**Aim of the exercise**
Search the listing below for the word "icon" and copy each line where it appears.

**Records for the task**
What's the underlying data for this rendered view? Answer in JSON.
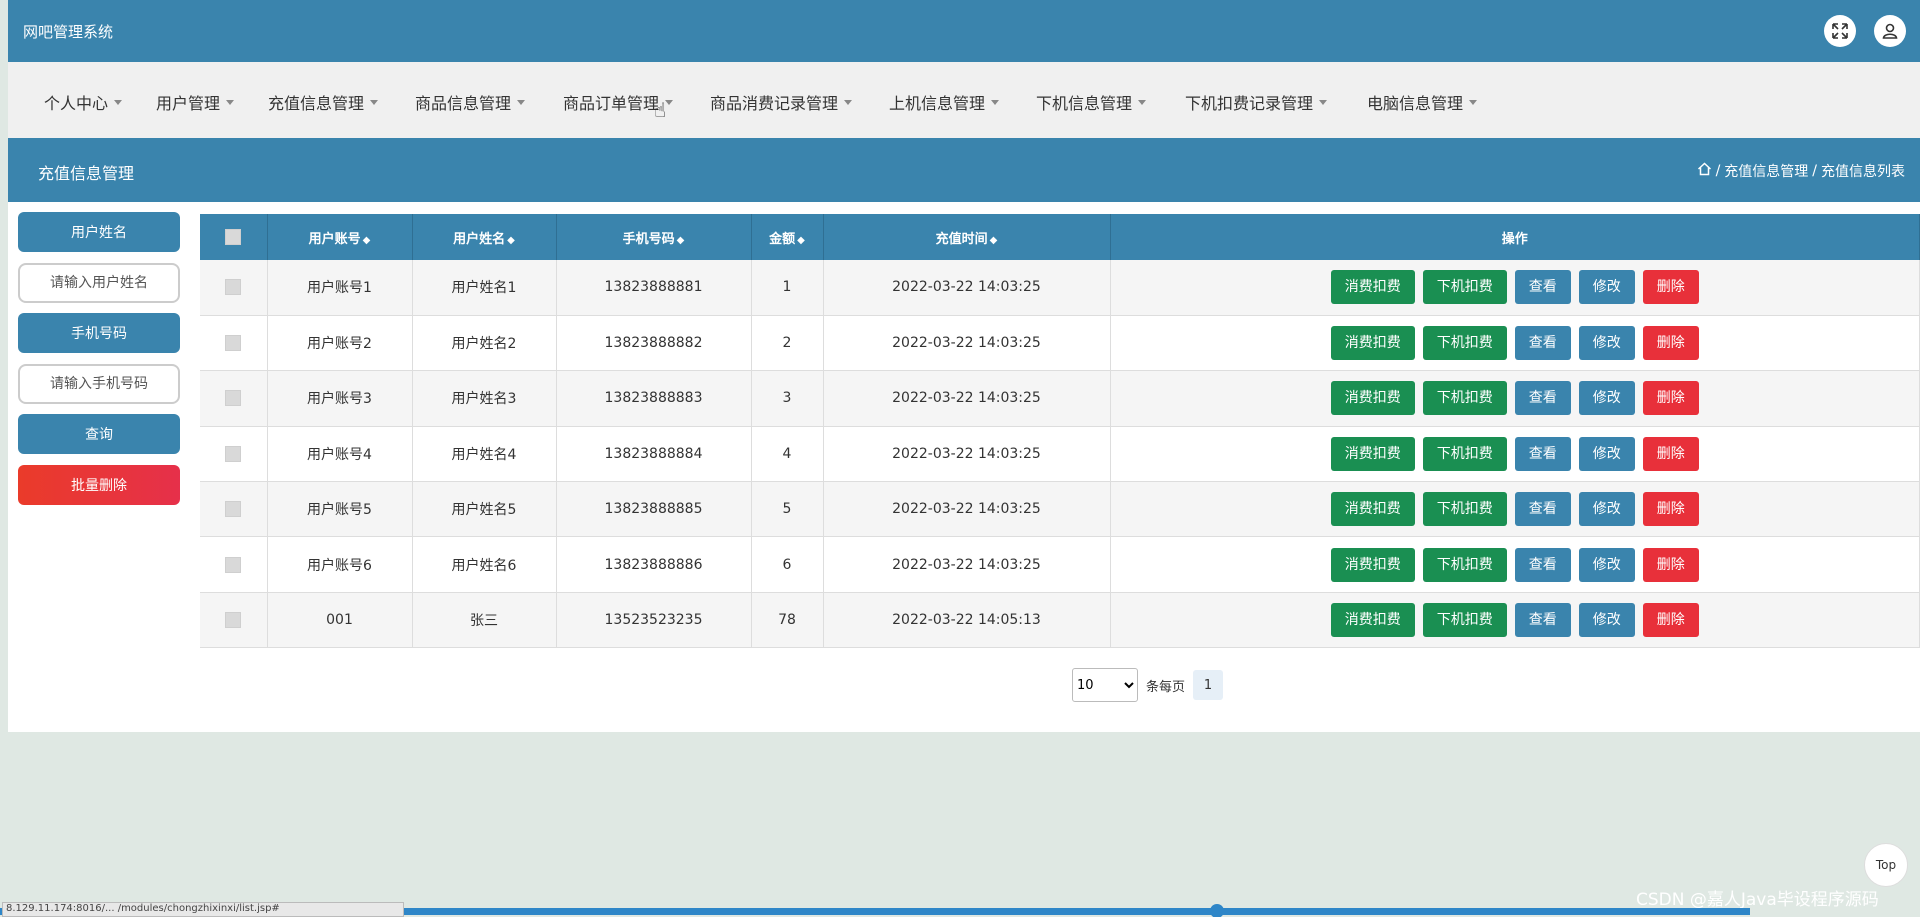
{
  "app": {
    "title": "网吧管理系统"
  },
  "topbar": {
    "fullscreen_icon": "expand-icon",
    "user_icon": "user-icon"
  },
  "nav": {
    "items": [
      {
        "label": "个人中心"
      },
      {
        "label": "用户管理"
      },
      {
        "label": "充值信息管理"
      },
      {
        "label": "商品信息管理"
      },
      {
        "label": "商品订单管理"
      },
      {
        "label": "商品消费记录管理"
      },
      {
        "label": "上机信息管理"
      },
      {
        "label": "下机信息管理"
      },
      {
        "label": "下机扣费记录管理"
      },
      {
        "label": "电脑信息管理"
      }
    ]
  },
  "page": {
    "title": "充值信息管理",
    "breadcrumb": {
      "home_icon": "home-icon",
      "level1": "充值信息管理",
      "level2": "充值信息列表",
      "sep": "/"
    }
  },
  "search": {
    "name_label": "用户姓名",
    "name_placeholder": "请输入用户姓名",
    "phone_label": "手机号码",
    "phone_placeholder": "请输入手机号码",
    "query_button": "查询",
    "batch_delete_button": "批量删除"
  },
  "table": {
    "headers": [
      "用户账号",
      "用户姓名",
      "手机号码",
      "金额",
      "充值时间",
      "操作"
    ],
    "sort_glyph": "◆",
    "actions": [
      "消费扣费",
      "下机扣费",
      "查看",
      "修改",
      "删除"
    ],
    "rows": [
      {
        "account": "用户账号1",
        "name": "用户姓名1",
        "phone": "13823888881",
        "amount": "1",
        "time": "2022-03-22 14:03:25"
      },
      {
        "account": "用户账号2",
        "name": "用户姓名2",
        "phone": "13823888882",
        "amount": "2",
        "time": "2022-03-22 14:03:25"
      },
      {
        "account": "用户账号3",
        "name": "用户姓名3",
        "phone": "13823888883",
        "amount": "3",
        "time": "2022-03-22 14:03:25"
      },
      {
        "account": "用户账号4",
        "name": "用户姓名4",
        "phone": "13823888884",
        "amount": "4",
        "time": "2022-03-22 14:03:25"
      },
      {
        "account": "用户账号5",
        "name": "用户姓名5",
        "phone": "13823888885",
        "amount": "5",
        "time": "2022-03-22 14:03:25"
      },
      {
        "account": "用户账号6",
        "name": "用户姓名6",
        "phone": "13823888886",
        "amount": "6",
        "time": "2022-03-22 14:03:25"
      },
      {
        "account": "001",
        "name": "张三",
        "phone": "13523523235",
        "amount": "78",
        "time": "2022-03-22 14:05:13"
      }
    ]
  },
  "pager": {
    "page_size": "10",
    "per_page_label": "条每页",
    "current_page": "1"
  },
  "floating": {
    "top_button": "Top"
  },
  "watermark": "CSDN @嘉人Java毕设程序源码",
  "status_bar": {
    "url": "8.129.11.174:8016/... /modules/chongzhixinxi/list.jsp#"
  },
  "colors": {
    "primary": "#3a84ad",
    "green": "#1a8f52",
    "red": "#e8303a"
  }
}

**Completed exercise**
    "fullscreen_icon": "expand-icon",
    "user_icon": "user-icon"
      "home_icon": "home-icon",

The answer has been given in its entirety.